__What the task asks__. Quote the records that follow in full and exactly; leave out the pictures.
---- Data section
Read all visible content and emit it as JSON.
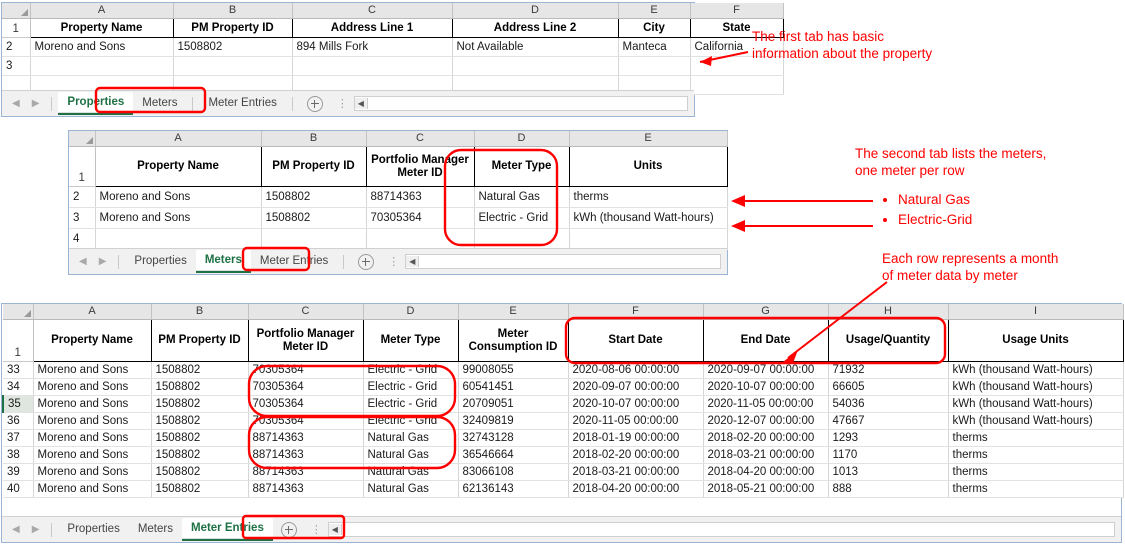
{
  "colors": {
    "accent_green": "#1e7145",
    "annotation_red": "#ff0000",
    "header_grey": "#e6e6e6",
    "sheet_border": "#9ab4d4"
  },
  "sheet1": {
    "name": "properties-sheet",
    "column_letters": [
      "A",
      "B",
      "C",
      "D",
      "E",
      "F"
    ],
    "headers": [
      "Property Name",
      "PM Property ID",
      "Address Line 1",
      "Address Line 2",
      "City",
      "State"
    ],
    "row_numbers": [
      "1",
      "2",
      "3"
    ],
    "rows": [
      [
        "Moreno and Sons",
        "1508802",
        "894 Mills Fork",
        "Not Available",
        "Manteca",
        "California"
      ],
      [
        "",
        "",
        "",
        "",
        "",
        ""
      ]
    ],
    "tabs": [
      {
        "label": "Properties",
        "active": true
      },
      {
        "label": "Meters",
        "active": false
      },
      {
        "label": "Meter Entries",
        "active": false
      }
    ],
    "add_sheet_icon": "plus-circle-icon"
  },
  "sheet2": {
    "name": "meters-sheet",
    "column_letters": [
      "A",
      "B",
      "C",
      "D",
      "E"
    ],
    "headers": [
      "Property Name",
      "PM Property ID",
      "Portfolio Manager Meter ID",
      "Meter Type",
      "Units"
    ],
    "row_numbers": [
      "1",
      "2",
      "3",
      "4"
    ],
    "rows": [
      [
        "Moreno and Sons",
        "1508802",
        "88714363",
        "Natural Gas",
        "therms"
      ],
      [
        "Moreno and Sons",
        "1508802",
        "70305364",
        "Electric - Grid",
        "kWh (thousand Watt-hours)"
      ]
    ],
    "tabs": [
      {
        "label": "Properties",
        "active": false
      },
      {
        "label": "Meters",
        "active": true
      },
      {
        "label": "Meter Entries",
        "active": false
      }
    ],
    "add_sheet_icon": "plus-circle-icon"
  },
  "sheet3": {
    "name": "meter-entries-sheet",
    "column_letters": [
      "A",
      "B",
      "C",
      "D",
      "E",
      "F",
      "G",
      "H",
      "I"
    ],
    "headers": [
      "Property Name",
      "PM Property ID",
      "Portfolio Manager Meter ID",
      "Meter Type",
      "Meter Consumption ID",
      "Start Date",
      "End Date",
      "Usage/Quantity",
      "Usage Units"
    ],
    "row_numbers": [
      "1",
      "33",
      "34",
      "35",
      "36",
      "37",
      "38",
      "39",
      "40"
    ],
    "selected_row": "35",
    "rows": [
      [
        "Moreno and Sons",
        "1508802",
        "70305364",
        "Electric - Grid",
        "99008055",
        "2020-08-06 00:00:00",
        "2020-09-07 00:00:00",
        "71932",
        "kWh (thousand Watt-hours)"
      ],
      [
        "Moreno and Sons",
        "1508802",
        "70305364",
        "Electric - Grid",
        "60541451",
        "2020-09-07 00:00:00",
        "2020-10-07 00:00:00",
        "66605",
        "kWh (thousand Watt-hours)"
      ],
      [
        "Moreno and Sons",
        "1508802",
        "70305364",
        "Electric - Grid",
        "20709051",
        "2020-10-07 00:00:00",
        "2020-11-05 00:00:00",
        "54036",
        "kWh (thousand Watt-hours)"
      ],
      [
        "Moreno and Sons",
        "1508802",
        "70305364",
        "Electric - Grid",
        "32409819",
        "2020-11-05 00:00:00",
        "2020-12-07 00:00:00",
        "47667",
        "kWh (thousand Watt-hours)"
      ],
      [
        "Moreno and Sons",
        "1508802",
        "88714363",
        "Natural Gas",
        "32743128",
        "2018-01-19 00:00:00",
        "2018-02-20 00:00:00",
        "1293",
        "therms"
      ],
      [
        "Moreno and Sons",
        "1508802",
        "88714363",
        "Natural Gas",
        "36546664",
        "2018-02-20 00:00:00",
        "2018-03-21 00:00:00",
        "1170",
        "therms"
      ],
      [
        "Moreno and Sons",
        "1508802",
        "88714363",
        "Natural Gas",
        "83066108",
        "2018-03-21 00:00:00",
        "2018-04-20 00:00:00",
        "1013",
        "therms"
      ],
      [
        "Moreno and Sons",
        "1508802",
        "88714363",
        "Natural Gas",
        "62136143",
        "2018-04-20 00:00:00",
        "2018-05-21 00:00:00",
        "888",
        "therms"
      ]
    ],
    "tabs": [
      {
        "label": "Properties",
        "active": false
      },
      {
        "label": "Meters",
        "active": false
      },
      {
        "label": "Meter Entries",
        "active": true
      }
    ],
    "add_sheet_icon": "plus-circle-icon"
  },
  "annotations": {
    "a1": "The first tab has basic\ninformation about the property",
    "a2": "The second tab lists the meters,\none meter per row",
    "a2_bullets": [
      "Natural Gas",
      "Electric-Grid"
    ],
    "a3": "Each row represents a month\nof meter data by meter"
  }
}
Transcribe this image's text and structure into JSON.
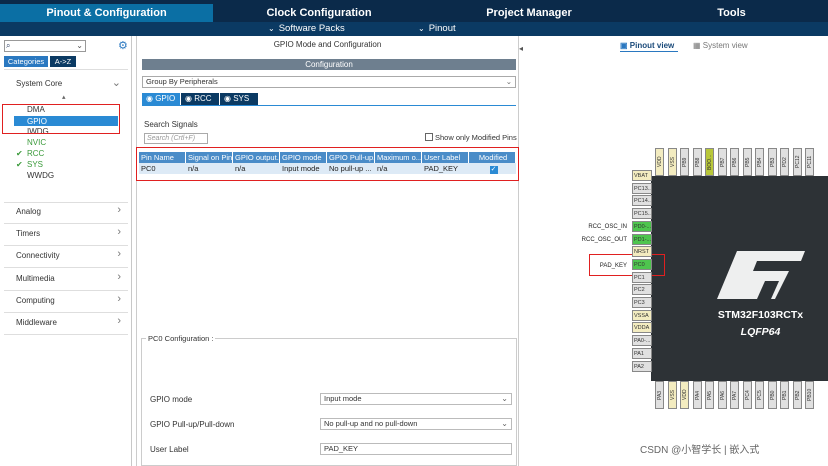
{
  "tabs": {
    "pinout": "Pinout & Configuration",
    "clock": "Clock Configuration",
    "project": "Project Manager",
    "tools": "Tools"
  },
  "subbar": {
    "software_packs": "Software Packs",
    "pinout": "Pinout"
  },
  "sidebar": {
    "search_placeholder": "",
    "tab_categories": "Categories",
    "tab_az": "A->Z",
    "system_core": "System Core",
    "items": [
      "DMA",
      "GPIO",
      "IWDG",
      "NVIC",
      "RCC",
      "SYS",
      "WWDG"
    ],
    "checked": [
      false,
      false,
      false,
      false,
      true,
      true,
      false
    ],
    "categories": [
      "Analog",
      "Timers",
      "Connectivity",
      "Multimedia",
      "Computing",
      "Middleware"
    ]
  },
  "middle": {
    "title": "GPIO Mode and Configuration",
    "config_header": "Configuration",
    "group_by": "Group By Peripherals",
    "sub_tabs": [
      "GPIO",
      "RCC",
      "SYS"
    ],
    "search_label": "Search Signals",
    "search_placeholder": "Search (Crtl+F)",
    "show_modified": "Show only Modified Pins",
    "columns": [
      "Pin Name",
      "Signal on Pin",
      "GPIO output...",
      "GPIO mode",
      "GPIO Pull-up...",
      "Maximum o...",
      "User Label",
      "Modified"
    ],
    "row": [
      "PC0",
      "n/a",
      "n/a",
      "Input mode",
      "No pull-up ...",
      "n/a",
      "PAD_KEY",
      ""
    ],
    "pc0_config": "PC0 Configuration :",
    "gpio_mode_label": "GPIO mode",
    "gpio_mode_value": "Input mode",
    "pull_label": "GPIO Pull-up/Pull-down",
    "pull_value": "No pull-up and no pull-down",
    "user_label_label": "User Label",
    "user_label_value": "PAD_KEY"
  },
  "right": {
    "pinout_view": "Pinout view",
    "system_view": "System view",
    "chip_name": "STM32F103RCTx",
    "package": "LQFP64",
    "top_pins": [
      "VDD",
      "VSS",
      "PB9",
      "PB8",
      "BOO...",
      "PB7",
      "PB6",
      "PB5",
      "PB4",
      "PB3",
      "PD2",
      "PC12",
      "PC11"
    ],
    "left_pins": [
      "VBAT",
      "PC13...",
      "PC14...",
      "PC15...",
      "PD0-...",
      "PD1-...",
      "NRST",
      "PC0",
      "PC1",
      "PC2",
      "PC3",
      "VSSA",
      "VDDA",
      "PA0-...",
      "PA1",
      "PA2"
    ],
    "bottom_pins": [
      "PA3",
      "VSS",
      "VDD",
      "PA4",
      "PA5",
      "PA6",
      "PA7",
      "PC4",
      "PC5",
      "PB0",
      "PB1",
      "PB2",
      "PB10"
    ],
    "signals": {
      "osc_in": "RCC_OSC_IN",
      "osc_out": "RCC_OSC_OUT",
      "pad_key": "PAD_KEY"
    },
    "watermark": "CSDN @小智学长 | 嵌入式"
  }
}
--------
__Answer box__.
Read all visible content and emit it as JSON.
{
  "colors": {
    "accent_green": "#1e7145",
    "annotation_red": "#ff0000",
    "header_grey": "#e6e6e6",
    "sheet_border": "#9ab4d4"
  },
  "sheet1": {
    "name": "properties-sheet",
    "column_letters": [
      "A",
      "B",
      "C",
      "D",
      "E",
      "F"
    ],
    "headers": [
      "Property Name",
      "PM Property ID",
      "Address Line 1",
      "Address Line 2",
      "City",
      "State"
    ],
    "row_numbers": [
      "1",
      "2",
      "3"
    ],
    "rows": [
      [
        "Moreno and Sons",
        "1508802",
        "894 Mills Fork",
        "Not Available",
        "Manteca",
        "California"
      ],
      [
        "",
        "",
        "",
        "",
        "",
        ""
      ]
    ],
    "tabs": [
      {
        "label": "Properties",
        "active": true
      },
      {
        "label": "Meters",
        "active": false
      },
      {
        "label": "Meter Entries",
        "active": false
      }
    ],
    "add_sheet_icon": "plus-circle-icon"
  },
  "sheet2": {
    "name": "meters-sheet",
    "column_letters": [
      "A",
      "B",
      "C",
      "D",
      "E"
    ],
    "headers": [
      "Property Name",
      "PM Property ID",
      "Portfolio Manager Meter ID",
      "Meter Type",
      "Units"
    ],
    "row_numbers": [
      "1",
      "2",
      "3",
      "4"
    ],
    "rows": [
      [
        "Moreno and Sons",
        "1508802",
        "88714363",
        "Natural Gas",
        "therms"
      ],
      [
        "Moreno and Sons",
        "1508802",
        "70305364",
        "Electric - Grid",
        "kWh (thousand Watt-hours)"
      ]
    ],
    "tabs": [
      {
        "label": "Properties",
        "active": false
      },
      {
        "label": "Meters",
        "active": true
      },
      {
        "label": "Meter Entries",
        "active": false
      }
    ],
    "add_sheet_icon": "plus-circle-icon"
  },
  "sheet3": {
    "name": "meter-entries-sheet",
    "column_letters": [
      "A",
      "B",
      "C",
      "D",
      "E",
      "F",
      "G",
      "H",
      "I"
    ],
    "headers": [
      "Property Name",
      "PM Property ID",
      "Portfolio Manager Meter ID",
      "Meter Type",
      "Meter Consumption ID",
      "Start Date",
      "End Date",
      "Usage/Quantity",
      "Usage Units"
    ],
    "row_numbers": [
      "1",
      "33",
      "34",
      "35",
      "36",
      "37",
      "38",
      "39",
      "40"
    ],
    "selected_row": "35",
    "rows": [
      [
        "Moreno and Sons",
        "1508802",
        "70305364",
        "Electric - Grid",
        "99008055",
        "2020-08-06 00:00:00",
        "2020-09-07 00:00:00",
        "71932",
        "kWh (thousand Watt-hours)"
      ],
      [
        "Moreno and Sons",
        "1508802",
        "70305364",
        "Electric - Grid",
        "60541451",
        "2020-09-07 00:00:00",
        "2020-10-07 00:00:00",
        "66605",
        "kWh (thousand Watt-hours)"
      ],
      [
        "Moreno and Sons",
        "1508802",
        "70305364",
        "Electric - Grid",
        "20709051",
        "2020-10-07 00:00:00",
        "2020-11-05 00:00:00",
        "54036",
        "kWh (thousand Watt-hours)"
      ],
      [
        "Moreno and Sons",
        "1508802",
        "70305364",
        "Electric - Grid",
        "32409819",
        "2020-11-05 00:00:00",
        "2020-12-07 00:00:00",
        "47667",
        "kWh (thousand Watt-hours)"
      ],
      [
        "Moreno and Sons",
        "1508802",
        "88714363",
        "Natural Gas",
        "32743128",
        "2018-01-19 00:00:00",
        "2018-02-20 00:00:00",
        "1293",
        "therms"
      ],
      [
        "Moreno and Sons",
        "1508802",
        "88714363",
        "Natural Gas",
        "36546664",
        "2018-02-20 00:00:00",
        "2018-03-21 00:00:00",
        "1170",
        "therms"
      ],
      [
        "Moreno and Sons",
        "1508802",
        "88714363",
        "Natural Gas",
        "83066108",
        "2018-03-21 00:00:00",
        "2018-04-20 00:00:00",
        "1013",
        "therms"
      ],
      [
        "Moreno and Sons",
        "1508802",
        "88714363",
        "Natural Gas",
        "62136143",
        "2018-04-20 00:00:00",
        "2018-05-21 00:00:00",
        "888",
        "therms"
      ]
    ],
    "tabs": [
      {
        "label": "Properties",
        "active": false
      },
      {
        "label": "Meters",
        "active": false
      },
      {
        "label": "Meter Entries",
        "active": true
      }
    ],
    "add_sheet_icon": "plus-circle-icon"
  },
  "annotations": {
    "a1": "The first tab has basic\ninformation about the property",
    "a2": "The second tab lists the meters,\none meter per row",
    "a2_bullets": [
      "Natural Gas",
      "Electric-Grid"
    ],
    "a3": "Each row represents a month\nof meter data by meter"
  }
}
Transcribe this image's text and structure into JSON.
{
  "tabs": {
    "pinout": "Pinout & Configuration",
    "clock": "Clock Configuration",
    "project": "Project Manager",
    "tools": "Tools"
  },
  "subbar": {
    "software_packs": "Software Packs",
    "pinout": "Pinout"
  },
  "sidebar": {
    "search_placeholder": "",
    "tab_categories": "Categories",
    "tab_az": "A->Z",
    "system_core": "System Core",
    "items": [
      "DMA",
      "GPIO",
      "IWDG",
      "NVIC",
      "RCC",
      "SYS",
      "WWDG"
    ],
    "checked": [
      false,
      false,
      false,
      false,
      true,
      true,
      false
    ],
    "categories": [
      "Analog",
      "Timers",
      "Connectivity",
      "Multimedia",
      "Computing",
      "Middleware"
    ]
  },
  "middle": {
    "title": "GPIO Mode and Configuration",
    "config_header": "Configuration",
    "group_by": "Group By Peripherals",
    "sub_tabs": [
      "GPIO",
      "RCC",
      "SYS"
    ],
    "search_label": "Search Signals",
    "search_placeholder": "Search (Crtl+F)",
    "show_modified": "Show only Modified Pins",
    "columns": [
      "Pin Name",
      "Signal on Pin",
      "GPIO output...",
      "GPIO mode",
      "GPIO Pull-up...",
      "Maximum o...",
      "User Label",
      "Modified"
    ],
    "row": [
      "PC0",
      "n/a",
      "n/a",
      "Input mode",
      "No pull-up ...",
      "n/a",
      "PAD_KEY",
      ""
    ],
    "pc0_config": "PC0 Configuration :",
    "gpio_mode_label": "GPIO mode",
    "gpio_mode_value": "Input mode",
    "pull_label": "GPIO Pull-up/Pull-down",
    "pull_value": "No pull-up and no pull-down",
    "user_label_label": "User Label",
    "user_label_value": "PAD_KEY"
  },
  "right": {
    "pinout_view": "Pinout view",
    "system_view": "System view",
    "chip_name": "STM32F103RCTx",
    "package": "LQFP64",
    "top_pins": [
      "VDD",
      "VSS",
      "PB9",
      "PB8",
      "BOO...",
      "PB7",
      "PB6",
      "PB5",
      "PB4",
      "PB3",
      "PD2",
      "PC12",
      "PC11"
    ],
    "left_pins": [
      "VBAT",
      "PC13...",
      "PC14...",
      "PC15...",
      "PD0-...",
      "PD1-...",
      "NRST",
      "PC0",
      "PC1",
      "PC2",
      "PC3",
      "VSSA",
      "VDDA",
      "PA0-...",
      "PA1",
      "PA2"
    ],
    "bottom_pins": [
      "PA3",
      "VSS",
      "VDD",
      "PA4",
      "PA5",
      "PA6",
      "PA7",
      "PC4",
      "PC5",
      "PB0",
      "PB1",
      "PB2",
      "PB10"
    ],
    "signals": {
      "osc_in": "RCC_OSC_IN",
      "osc_out": "RCC_OSC_OUT",
      "pad_key": "PAD_KEY"
    },
    "watermark": "CSDN @小智学长 | 嵌入式"
  }
}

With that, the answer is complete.